While this is very good news for the ODF supporters and might give the formal a real boost in the near future, the question is how honest this announcement is. The European Union is one of the most important and most pressing factors behind many of Microsoft recent decisions to become more open. They do have quite a lot of experience with Microsoft regarding such statements – and they are usually very reserved regarding such announcements. With this announcement the EU just stated that they are generally welcome any effort towards any further interoperability, and that they will test if it really leads there.

While Microsoft tries to be more open regarding Office software formats there are again signs of the old Microsoft. A recent example is an educational software presentation event held in Cluj (Romania). According to a blog post Microsoft used its market force and the fact that they are a co-sponsor to prohibit a presentation about Free Software because it would be “unfair”.

Unfortunately the university seems to boil down to the pressure – although the university is the main sponsor of the event, which is generally about educational software and not only about Microsoft’s software. And the fact that Microsoft now says others are unfair somehow turns the world upside down, given that Microsoft in the past much too often used illegal methods for which they were sentenced several times.

There are many people out there hoping that Microsoft indeed turns into a “good” player (which means nothing more or less than using only legal tricks), but even if that is true the process will take quite some time – and that parts of the old Microsoft will stay active until the entire corporation has finished the transformation.

KDE4Daily – testing KDE 4.1 with daily updates

KDE4Daily, a virtual machine image of KDE 4 with daily updates was released for KDE 4.1. This gives anyone the opportunity to test the newest KDE 4.1 sanely inside a virtual machine.

KDE4Daily had its debut in November 2007 when SSJ announced a virtual machine image with daily updates for the still in development KDE 4. Today it was announced that once again the KDE4Daily project will provide a daily snapshot of the current KDE development in form of a virtual machine image.

The image itself is a some 660 MB large qemu image.

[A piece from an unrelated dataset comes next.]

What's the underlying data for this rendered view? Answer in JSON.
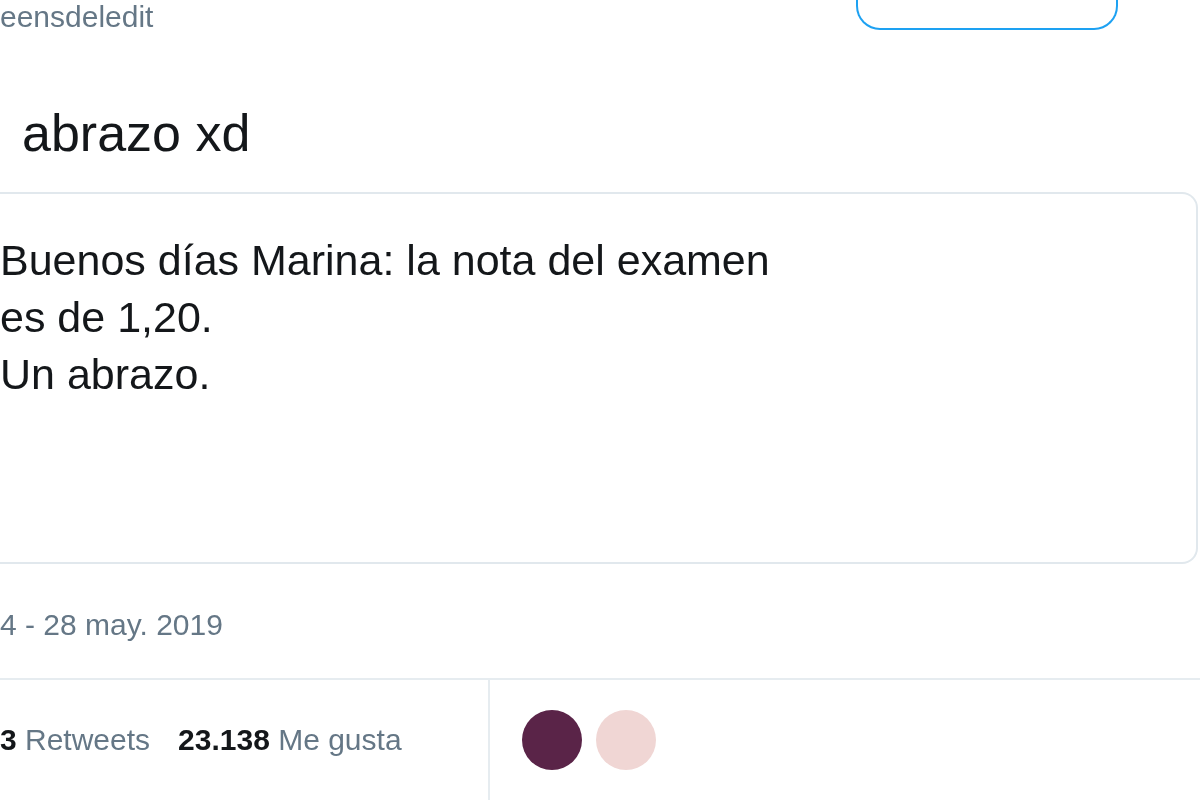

It can be run directly within qemu, but it is also possible to transform the image into for example a VirtualBox image.

Once launched the Ubuntu based Linux starts up and simply works. It can be used to have a look at the new features of the upcoming KDE 4.1. But it can also be used to find bugs. However, in case you find a bug always state that the bug was found inside KDE4Daily – it could also be that a bug is specific to this special environment.

In any way, KDE4Daily already shows that KDE 4.1 will indeed be an appealing Desktop Environment. The following image gallery is just a random set of images I shot having a look at the virtual machine.

KDE4Daily - loginKDE4Daily - startup

Logging in, starting up…

The new Plasma runnerThe new Plasma panel configuration dialog

New things from the Plasma world: a new runner and a panel configuration tool.

Konqueror\'s support for recently closed tabsKonqueror\'s session manager

Konqueror now offers session management and support for closed tabs.

Dolphin\'s new selection featureGwenview\'s full screen diashow tools

This shows the file selector in Dolphin to select several files without the keyboard. Next to it the Gwenview diashow mode can be seen.

Kontact in KDE 4Kinfocenter, reworked for KDE 4

KDE 4.1 ships the first KDE 4 version of KDE-PIM apps. They are still not based on Akonadi, but they are at least ported to KDE 4. In other news, the KInfocenter was also ported and got a face lift.

The Kubrick gameDesktop globe marble with mercator projection

Among the new games is Kubrick – the image speaks for itself. Marble of course got a new projection: Mercator.